Lately I find myself reflecting on the Brown sisters. As HuffPo reported last year, documentary photographer Nicholas Nixon has created an image of these four women, side by side, every year since 1975. The fortieth annual photograph recently appeared in the New York Times; the sisters are now between 55 and 65 years old. (See the entire series here.)
Like everyone else, I was blown away by the strength and luminosity of the images themselves, and the inevitability of their progression. As the Times notes, "The cumulative effect is dizzying and powerful. When 36 prints were exhibited in a gallery in Granada, Spain, viewers openly wept."
The fact that time is fleeting, that beauty changes, that waistlines thicken and skin grows slack -- although there was relatively little of that among these gorgeous gals, any of whom could have posed for the Lands' End catalog at any point in the past 40 years -- is perhaps a cause for tears. But what impressed me was the way in which these sisters have learned to draw from each others' strength.
The early images are all angles, bones and attitude; the four young women are facing different directions, nearly bursting from the frame in their impatience to head out and take on the world. Over time, they grow calmer, stronger -- sadder in some ways and more content in others.
Most of all, they begin to support each other. It's not the fierce protectiveness of youth, which pushes the outside world away, but a quiet hand on the back of the neck or an arm around the waist. As the years go by, there are many more of these. The sisters visibly lean in to the comfort of each others' love, and as they do, their expressions become softer, more grateful, and infinitely more beautiful.
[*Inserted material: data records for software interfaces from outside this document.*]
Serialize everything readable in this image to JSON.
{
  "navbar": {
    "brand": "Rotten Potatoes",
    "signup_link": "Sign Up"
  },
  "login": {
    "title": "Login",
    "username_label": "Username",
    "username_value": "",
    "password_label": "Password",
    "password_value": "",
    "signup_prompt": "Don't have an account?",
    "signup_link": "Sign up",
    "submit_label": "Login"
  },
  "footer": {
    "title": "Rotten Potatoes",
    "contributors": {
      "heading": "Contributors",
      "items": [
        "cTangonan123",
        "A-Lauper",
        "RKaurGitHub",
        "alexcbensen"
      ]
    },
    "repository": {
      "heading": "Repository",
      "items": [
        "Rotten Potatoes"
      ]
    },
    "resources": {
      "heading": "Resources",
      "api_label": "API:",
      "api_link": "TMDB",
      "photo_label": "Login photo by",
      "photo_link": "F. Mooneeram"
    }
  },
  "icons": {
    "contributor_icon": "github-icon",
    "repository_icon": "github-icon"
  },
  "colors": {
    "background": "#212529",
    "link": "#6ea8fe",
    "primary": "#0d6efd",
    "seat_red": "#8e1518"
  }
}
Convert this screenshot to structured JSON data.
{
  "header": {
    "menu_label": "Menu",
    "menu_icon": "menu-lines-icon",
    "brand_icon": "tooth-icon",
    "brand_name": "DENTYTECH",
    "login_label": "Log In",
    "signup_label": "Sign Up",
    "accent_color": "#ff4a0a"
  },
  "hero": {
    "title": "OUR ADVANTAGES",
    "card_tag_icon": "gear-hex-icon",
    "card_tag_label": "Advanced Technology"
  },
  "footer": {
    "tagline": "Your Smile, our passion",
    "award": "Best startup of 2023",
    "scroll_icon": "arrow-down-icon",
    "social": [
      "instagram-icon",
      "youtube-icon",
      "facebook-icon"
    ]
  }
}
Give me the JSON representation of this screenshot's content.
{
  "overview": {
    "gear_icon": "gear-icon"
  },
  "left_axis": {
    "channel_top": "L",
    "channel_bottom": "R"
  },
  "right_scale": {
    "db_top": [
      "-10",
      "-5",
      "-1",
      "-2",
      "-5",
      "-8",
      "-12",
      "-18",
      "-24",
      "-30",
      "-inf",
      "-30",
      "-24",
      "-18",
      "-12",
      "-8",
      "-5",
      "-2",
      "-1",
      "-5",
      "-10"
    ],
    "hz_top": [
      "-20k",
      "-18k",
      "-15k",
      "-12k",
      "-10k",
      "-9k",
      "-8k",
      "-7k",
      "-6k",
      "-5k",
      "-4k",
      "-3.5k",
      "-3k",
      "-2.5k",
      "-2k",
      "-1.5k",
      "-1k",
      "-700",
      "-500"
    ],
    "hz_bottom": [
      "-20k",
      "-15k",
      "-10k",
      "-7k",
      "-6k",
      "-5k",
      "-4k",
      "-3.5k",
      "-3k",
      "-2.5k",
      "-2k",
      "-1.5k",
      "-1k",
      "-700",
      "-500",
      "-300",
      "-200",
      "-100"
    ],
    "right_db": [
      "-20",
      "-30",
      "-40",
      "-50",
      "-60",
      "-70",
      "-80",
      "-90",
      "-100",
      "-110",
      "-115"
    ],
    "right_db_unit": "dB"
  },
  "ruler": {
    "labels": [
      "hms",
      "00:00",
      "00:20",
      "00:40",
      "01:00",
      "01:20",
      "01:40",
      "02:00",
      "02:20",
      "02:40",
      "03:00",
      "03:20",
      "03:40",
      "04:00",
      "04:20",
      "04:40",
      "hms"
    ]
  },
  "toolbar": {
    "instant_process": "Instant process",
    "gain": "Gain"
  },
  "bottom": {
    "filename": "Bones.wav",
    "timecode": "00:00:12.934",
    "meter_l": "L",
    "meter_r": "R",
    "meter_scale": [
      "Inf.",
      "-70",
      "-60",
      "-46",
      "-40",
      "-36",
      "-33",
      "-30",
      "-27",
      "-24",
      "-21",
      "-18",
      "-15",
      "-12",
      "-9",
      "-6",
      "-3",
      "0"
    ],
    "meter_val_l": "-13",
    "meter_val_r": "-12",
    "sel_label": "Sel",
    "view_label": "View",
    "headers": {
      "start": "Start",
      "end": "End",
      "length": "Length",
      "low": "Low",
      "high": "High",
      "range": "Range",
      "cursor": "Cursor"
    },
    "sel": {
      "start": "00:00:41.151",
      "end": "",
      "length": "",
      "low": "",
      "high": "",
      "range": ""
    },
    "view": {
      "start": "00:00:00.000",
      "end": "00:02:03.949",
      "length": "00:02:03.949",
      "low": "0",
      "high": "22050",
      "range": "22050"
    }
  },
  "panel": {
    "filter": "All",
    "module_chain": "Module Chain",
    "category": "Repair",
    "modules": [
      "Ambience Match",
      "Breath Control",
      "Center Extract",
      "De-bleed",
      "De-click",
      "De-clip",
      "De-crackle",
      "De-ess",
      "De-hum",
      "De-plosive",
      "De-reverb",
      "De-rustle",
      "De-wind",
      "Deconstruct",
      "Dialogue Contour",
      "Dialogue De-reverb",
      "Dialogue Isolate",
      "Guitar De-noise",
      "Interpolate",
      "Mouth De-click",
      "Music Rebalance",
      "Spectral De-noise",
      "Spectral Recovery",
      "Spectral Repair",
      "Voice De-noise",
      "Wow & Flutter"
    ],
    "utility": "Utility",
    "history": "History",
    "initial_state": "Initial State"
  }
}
There's a saying making the rounds on Facebook (attributed to Buddha, but really, who knows): "In the end, only three things matter -- how much you loved, how gently you lived, and how gracefully you let go of things not meant for you." The Brown sisters seemed to have learned this lesson well. Now it's my turn.